ABOUT THIS EXERCISE ▸ Bring together all lines of the material below that contain the string "document".

INFORMATION PROVIDED ▸

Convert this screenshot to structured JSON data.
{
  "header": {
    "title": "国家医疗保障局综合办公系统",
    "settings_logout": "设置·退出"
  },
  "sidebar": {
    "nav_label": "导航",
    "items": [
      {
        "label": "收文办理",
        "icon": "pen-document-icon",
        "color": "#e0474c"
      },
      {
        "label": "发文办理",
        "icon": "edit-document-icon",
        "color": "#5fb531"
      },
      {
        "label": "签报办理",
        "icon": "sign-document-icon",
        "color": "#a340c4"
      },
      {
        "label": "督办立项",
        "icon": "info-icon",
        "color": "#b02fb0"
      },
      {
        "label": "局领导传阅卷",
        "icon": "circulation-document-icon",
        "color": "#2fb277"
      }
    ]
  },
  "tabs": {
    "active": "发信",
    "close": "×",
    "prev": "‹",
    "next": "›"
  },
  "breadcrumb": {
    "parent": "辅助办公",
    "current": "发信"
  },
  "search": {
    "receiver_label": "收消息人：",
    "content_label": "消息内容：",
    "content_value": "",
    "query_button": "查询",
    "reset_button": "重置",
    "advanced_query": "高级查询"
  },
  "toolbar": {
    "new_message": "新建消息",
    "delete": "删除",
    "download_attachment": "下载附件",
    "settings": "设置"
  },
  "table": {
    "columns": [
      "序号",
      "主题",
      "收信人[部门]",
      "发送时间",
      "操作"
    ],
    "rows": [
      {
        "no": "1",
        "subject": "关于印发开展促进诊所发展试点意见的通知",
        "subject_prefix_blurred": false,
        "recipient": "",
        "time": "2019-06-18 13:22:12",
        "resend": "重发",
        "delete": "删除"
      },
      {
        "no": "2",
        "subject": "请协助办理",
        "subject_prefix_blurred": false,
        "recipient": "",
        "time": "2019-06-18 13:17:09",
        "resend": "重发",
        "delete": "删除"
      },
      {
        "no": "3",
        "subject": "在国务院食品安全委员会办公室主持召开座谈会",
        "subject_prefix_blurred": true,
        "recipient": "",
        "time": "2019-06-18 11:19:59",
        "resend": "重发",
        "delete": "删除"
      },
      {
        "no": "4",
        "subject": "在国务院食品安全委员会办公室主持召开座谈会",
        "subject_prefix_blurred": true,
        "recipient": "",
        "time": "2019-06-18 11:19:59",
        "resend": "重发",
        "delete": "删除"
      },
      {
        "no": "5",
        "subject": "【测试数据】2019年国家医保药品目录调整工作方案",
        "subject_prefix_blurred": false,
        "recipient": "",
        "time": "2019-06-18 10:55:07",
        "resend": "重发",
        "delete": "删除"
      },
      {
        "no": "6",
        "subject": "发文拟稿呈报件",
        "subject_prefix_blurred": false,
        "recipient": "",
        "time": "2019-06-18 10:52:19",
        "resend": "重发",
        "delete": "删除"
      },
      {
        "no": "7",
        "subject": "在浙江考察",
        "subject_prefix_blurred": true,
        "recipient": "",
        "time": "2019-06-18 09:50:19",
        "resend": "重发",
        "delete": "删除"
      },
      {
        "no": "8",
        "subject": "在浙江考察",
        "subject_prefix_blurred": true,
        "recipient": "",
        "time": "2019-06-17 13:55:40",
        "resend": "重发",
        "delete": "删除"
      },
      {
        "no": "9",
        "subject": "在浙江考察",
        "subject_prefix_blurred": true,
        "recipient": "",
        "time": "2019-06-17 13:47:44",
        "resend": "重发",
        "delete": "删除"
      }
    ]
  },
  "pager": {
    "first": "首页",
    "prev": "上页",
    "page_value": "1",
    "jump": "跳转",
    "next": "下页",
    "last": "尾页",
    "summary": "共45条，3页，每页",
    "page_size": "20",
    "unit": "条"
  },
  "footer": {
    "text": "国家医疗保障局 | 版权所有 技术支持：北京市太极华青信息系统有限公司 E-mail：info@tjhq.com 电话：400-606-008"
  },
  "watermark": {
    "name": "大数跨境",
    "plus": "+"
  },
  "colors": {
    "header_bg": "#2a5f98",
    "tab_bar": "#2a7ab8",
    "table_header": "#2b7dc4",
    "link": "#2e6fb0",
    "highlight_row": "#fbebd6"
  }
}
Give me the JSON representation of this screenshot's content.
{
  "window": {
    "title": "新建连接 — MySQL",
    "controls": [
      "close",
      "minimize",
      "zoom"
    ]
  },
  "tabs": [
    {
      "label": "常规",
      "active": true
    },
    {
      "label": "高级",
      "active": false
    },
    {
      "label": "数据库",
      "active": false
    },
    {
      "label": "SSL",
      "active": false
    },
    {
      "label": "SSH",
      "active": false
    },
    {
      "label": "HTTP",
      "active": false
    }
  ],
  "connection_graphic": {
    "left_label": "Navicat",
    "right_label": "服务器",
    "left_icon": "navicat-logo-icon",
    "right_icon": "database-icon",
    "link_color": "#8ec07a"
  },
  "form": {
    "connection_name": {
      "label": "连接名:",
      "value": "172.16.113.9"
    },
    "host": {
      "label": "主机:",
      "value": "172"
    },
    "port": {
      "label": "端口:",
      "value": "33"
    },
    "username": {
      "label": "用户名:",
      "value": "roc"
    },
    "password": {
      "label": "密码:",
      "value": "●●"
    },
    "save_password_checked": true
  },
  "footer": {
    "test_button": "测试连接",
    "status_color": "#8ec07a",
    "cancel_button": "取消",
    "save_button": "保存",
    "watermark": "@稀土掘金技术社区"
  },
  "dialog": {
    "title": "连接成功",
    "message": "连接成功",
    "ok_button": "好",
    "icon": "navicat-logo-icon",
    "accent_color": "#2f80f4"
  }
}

ANSWER TO THIS TASK ▸
        "icon": "pen-document-icon",
        "icon": "edit-document-icon",
        "icon": "sign-document-icon",
        "icon": "circulation-document-icon",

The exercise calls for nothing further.